**EXERCISE DIRECTIONS:** Only text is carried over. Reproduce the entries below exactly.

**** SUPPLIED MATERIAL

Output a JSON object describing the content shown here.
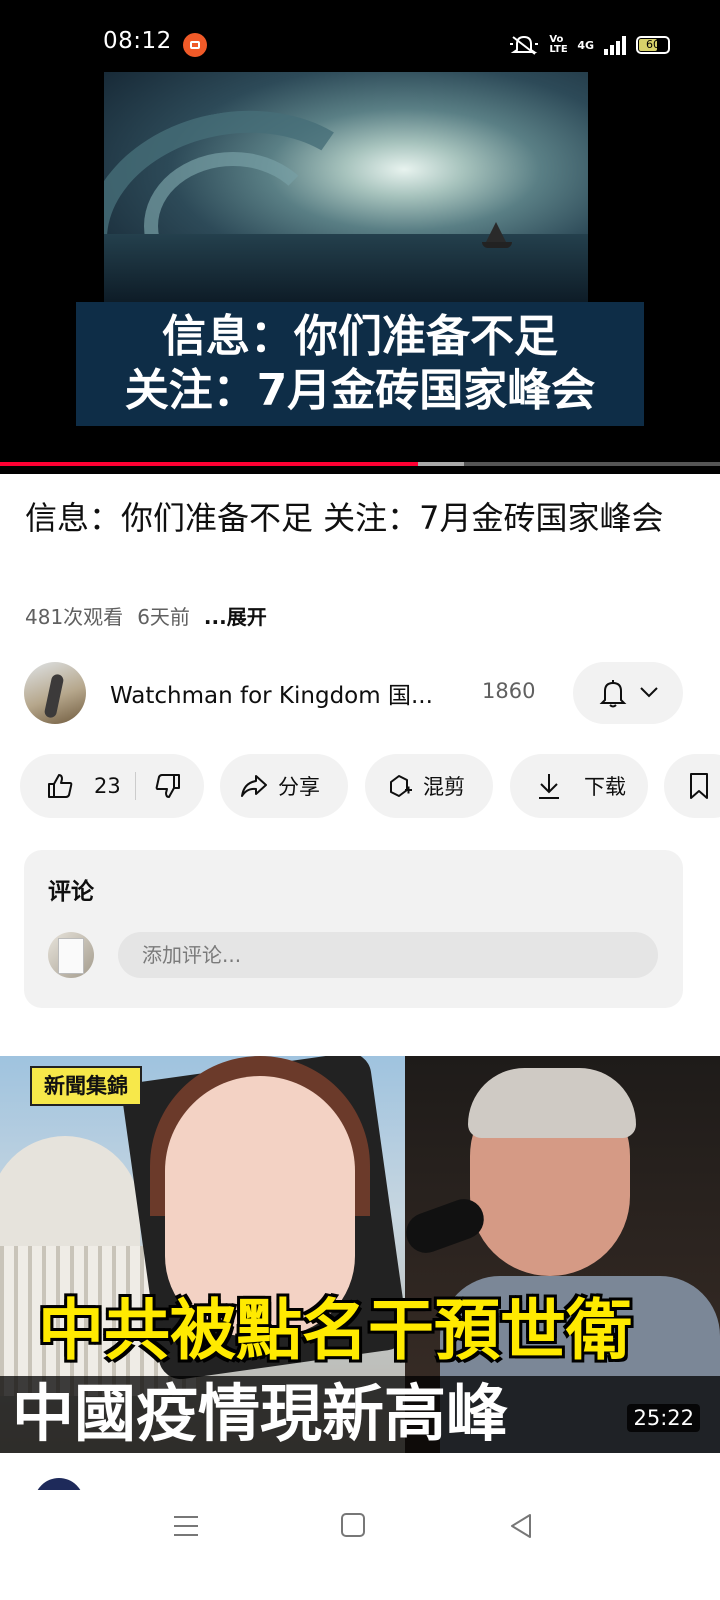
{
  "status_bar": {
    "time": "08:12",
    "network": "4G",
    "volte": "Vo LTE",
    "battery": "60"
  },
  "video": {
    "caption_line1": "信息：你们准备不足",
    "caption_line2": "关注：7月金砖国家峰会",
    "progress_fraction": 0.58,
    "buffered_fraction": 0.065
  },
  "title": "信息：你们准备不足 关注：7月金砖国家峰会",
  "meta": {
    "views": "481次观看",
    "age": "6天前",
    "more": "...展开"
  },
  "channel": {
    "name": "Watchman for Kingdom 国...",
    "subscribers": "1860"
  },
  "actions": {
    "likes": "23",
    "share": "分享",
    "remix": "混剪",
    "download": "下载"
  },
  "comments": {
    "title": "评论",
    "placeholder": "添加评论..."
  },
  "next_video": {
    "badge": "新聞集錦",
    "headline1": "中共被點名干預世衛",
    "headline2": "中國疫情現新高峰",
    "duration": "25:22"
  },
  "colors": {
    "accent": "#ff0033",
    "caption_bg": "#0e2d47",
    "pill_bg": "#f2f2f2",
    "headline_yellow": "#ffea00"
  },
  "icons": [
    "rec-icon",
    "mute-icon",
    "signal-icon",
    "battery-icon",
    "bell-icon",
    "chevron-down-icon",
    "thumbs-up-icon",
    "thumbs-down-icon",
    "share-icon",
    "remix-icon",
    "download-icon",
    "save-icon",
    "menu-icon",
    "home-icon",
    "back-icon"
  ]
}
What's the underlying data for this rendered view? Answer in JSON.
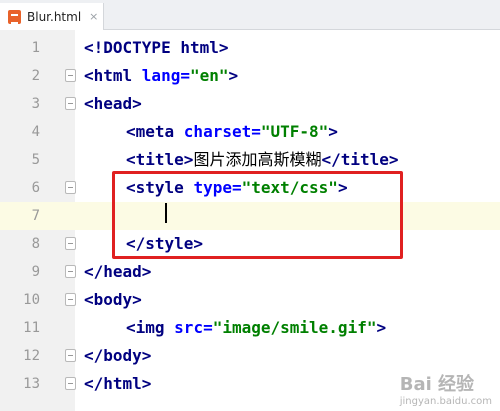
{
  "tab": {
    "filename": "Blur.html",
    "close": "×"
  },
  "lines": [
    {
      "no": "1"
    },
    {
      "no": "2"
    },
    {
      "no": "3"
    },
    {
      "no": "4"
    },
    {
      "no": "5"
    },
    {
      "no": "6"
    },
    {
      "no": "7"
    },
    {
      "no": "8"
    },
    {
      "no": "9"
    },
    {
      "no": "10"
    },
    {
      "no": "11"
    },
    {
      "no": "12"
    },
    {
      "no": "13"
    }
  ],
  "code": {
    "l1": {
      "a": "<!DOCTYPE ",
      "b": "html",
      "c": ">"
    },
    "l2": {
      "open": "<html ",
      "attr": "lang=",
      "val": "\"en\"",
      "close": ">"
    },
    "l3": {
      "tag": "<head>"
    },
    "l4": {
      "open": "<meta ",
      "attr": "charset=",
      "val": "\"UTF-8\"",
      "close": ">"
    },
    "l5": {
      "open": "<title>",
      "text": "图片添加高斯模糊",
      "close": "</title>"
    },
    "l6": {
      "open": "<style ",
      "attr": "type=",
      "val": "\"text/css\"",
      "close": ">"
    },
    "l8": {
      "tag": "</style>"
    },
    "l9": {
      "tag": "</head>"
    },
    "l10": {
      "tag": "<body>"
    },
    "l11": {
      "open": "<img ",
      "attr": "src=",
      "val": "\"image/smile.gif\"",
      "close": ">"
    },
    "l12": {
      "tag": "</body>"
    },
    "l13": {
      "tag": "</html>"
    }
  },
  "watermark": {
    "brand": "Bai 经验",
    "url": "jingyan.baidu.com"
  },
  "colors": {
    "highlight": "#e02020",
    "tag": "#000080",
    "attr": "#0000ff",
    "string": "#008000"
  }
}
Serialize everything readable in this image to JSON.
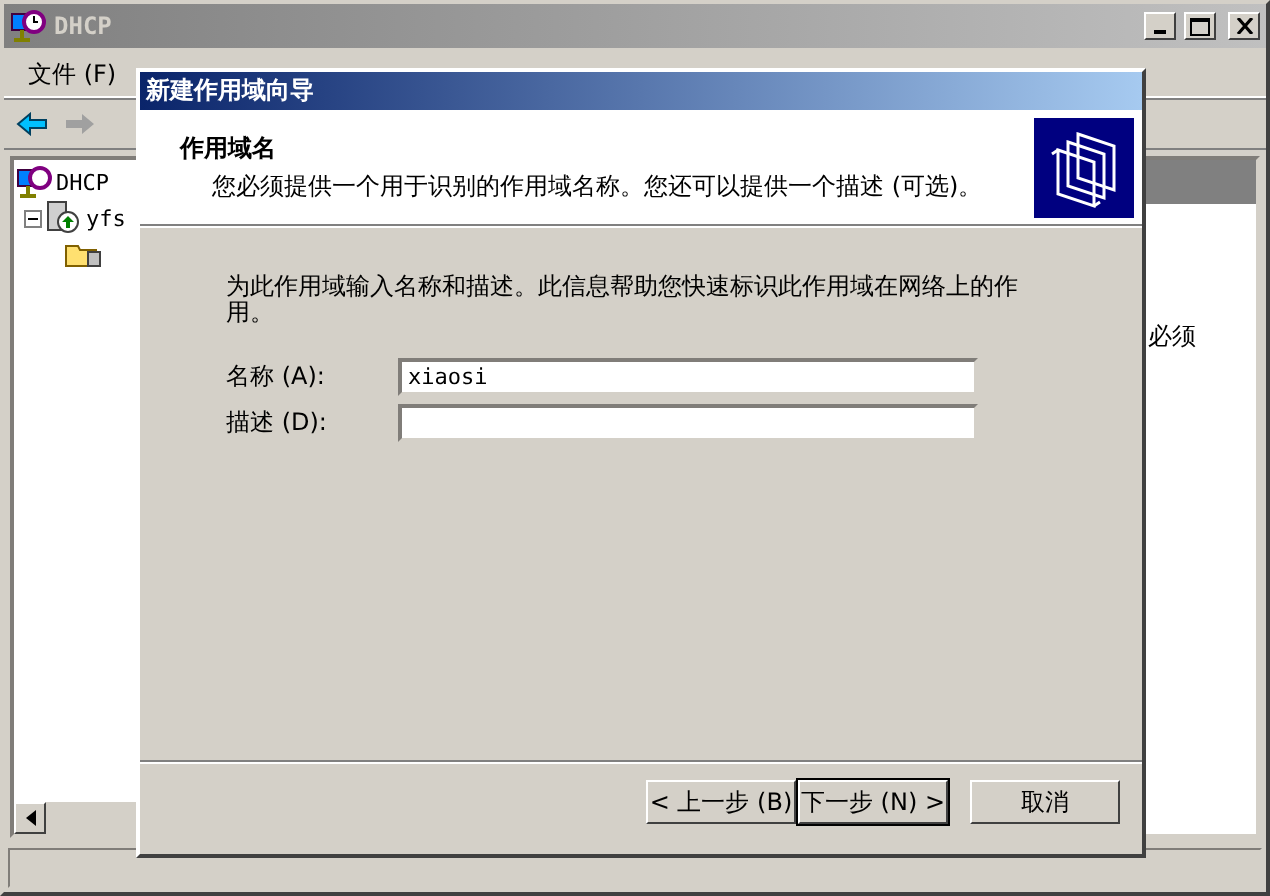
{
  "window": {
    "title": "DHCP",
    "menu": [
      {
        "label": "文件 (F)"
      }
    ],
    "tree": [
      {
        "label": "DHCP",
        "children": [
          {
            "label": "yfs",
            "expanded": true,
            "children": [
              {
                "kind": "scope"
              }
            ]
          }
        ]
      }
    ],
    "right_pane": {
      "text": "必须"
    }
  },
  "dialog": {
    "title": "新建作用域向导",
    "heading": "作用域名",
    "subtitle": "您必须提供一个用于识别的作用域名称。您还可以提供一个描述 (可选)。",
    "intro": "为此作用域输入名称和描述。此信息帮助您快速标识此作用域在网络上的作用。",
    "fields": [
      {
        "label": "名称 (A):",
        "value": "xiaosi"
      },
      {
        "label": "描述 (D):"
      }
    ],
    "buttons": [
      {
        "label": "< 上一步 (B)",
        "default": false
      },
      {
        "label": "下一步 (N) >",
        "default": true
      },
      {
        "label": "取消",
        "default": false
      }
    ]
  }
}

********

**EXERCISE SOLUTION:**
Output a JSON object describing the content shown here.
{
  "status_bar": {
    "time": "08:12",
    "network": "4G",
    "volte": "Vo LTE",
    "battery": "60"
  },
  "video": {
    "caption_line1": "信息：你们准备不足",
    "caption_line2": "关注：7月金砖国家峰会",
    "progress_fraction": 0.58,
    "buffered_fraction": 0.065
  },
  "title": "信息：你们准备不足 关注：7月金砖国家峰会",
  "meta": {
    "views": "481次观看",
    "age": "6天前",
    "more": "...展开"
  },
  "channel": {
    "name": "Watchman for Kingdom 国...",
    "subscribers": "1860"
  },
  "actions": {
    "likes": "23",
    "share": "分享",
    "remix": "混剪",
    "download": "下载"
  },
  "comments": {
    "title": "评论",
    "placeholder": "添加评论..."
  },
  "next_video": {
    "badge": "新聞集錦",
    "headline1": "中共被點名干預世衛",
    "headline2": "中國疫情現新高峰",
    "duration": "25:22"
  },
  "colors": {
    "accent": "#ff0033",
    "caption_bg": "#0e2d47",
    "pill_bg": "#f2f2f2",
    "headline_yellow": "#ffea00"
  },
  "icons": [
    "rec-icon",
    "mute-icon",
    "signal-icon",
    "battery-icon",
    "bell-icon",
    "chevron-down-icon",
    "thumbs-up-icon",
    "thumbs-down-icon",
    "share-icon",
    "remix-icon",
    "download-icon",
    "save-icon",
    "menu-icon",
    "home-icon",
    "back-icon"
  ]
}
What's the underlying data for this rendered view? Answer in JSON.
{
  "tab": {
    "filename": "Blur.html",
    "close": "×"
  },
  "lines": [
    {
      "no": "1"
    },
    {
      "no": "2"
    },
    {
      "no": "3"
    },
    {
      "no": "4"
    },
    {
      "no": "5"
    },
    {
      "no": "6"
    },
    {
      "no": "7"
    },
    {
      "no": "8"
    },
    {
      "no": "9"
    },
    {
      "no": "10"
    },
    {
      "no": "11"
    },
    {
      "no": "12"
    },
    {
      "no": "13"
    }
  ],
  "code": {
    "l1": {
      "a": "<!DOCTYPE ",
      "b": "html",
      "c": ">"
    },
    "l2": {
      "open": "<html ",
      "attr": "lang=",
      "val": "\"en\"",
      "close": ">"
    },
    "l3": {
      "tag": "<head>"
    },
    "l4": {
      "open": "<meta ",
      "attr": "charset=",
      "val": "\"UTF-8\"",
      "close": ">"
    },
    "l5": {
      "open": "<title>",
      "text": "图片添加高斯模糊",
      "close": "</title>"
    },
    "l6": {
      "open": "<style ",
      "attr": "type=",
      "val": "\"text/css\"",
      "close": ">"
    },
    "l8": {
      "tag": "</style>"
    },
    "l9": {
      "tag": "</head>"
    },
    "l10": {
      "tag": "<body>"
    },
    "l11": {
      "open": "<img ",
      "attr": "src=",
      "val": "\"image/smile.gif\"",
      "close": ">"
    },
    "l12": {
      "tag": "</body>"
    },
    "l13": {
      "tag": "</html>"
    }
  },
  "watermark": {
    "brand": "Bai 经验",
    "url": "jingyan.baidu.com"
  },
  "colors": {
    "highlight": "#e02020",
    "tag": "#000080",
    "attr": "#0000ff",
    "string": "#008000"
  }
}
Serialize everything readable in this image to JSON.
{
  "window": {
    "title": "DHCP",
    "menu": [
      {
        "label": "文件 (F)"
      }
    ],
    "tree": [
      {
        "label": "DHCP",
        "children": [
          {
            "label": "yfs",
            "expanded": true,
            "children": [
              {
                "kind": "scope"
              }
            ]
          }
        ]
      }
    ],
    "right_pane": {
      "text": "必须"
    }
  },
  "dialog": {
    "title": "新建作用域向导",
    "heading": "作用域名",
    "subtitle": "您必须提供一个用于识别的作用域名称。您还可以提供一个描述 (可选)。",
    "intro": "为此作用域输入名称和描述。此信息帮助您快速标识此作用域在网络上的作用。",
    "fields": [
      {
        "label": "名称 (A):",
        "value": "xiaosi"
      },
      {
        "label": "描述 (D):"
      }
    ],
    "buttons": [
      {
        "label": "< 上一步 (B)",
        "default": false
      },
      {
        "label": "下一步 (N) >",
        "default": true
      },
      {
        "label": "取消",
        "default": false
      }
    ]
  }
}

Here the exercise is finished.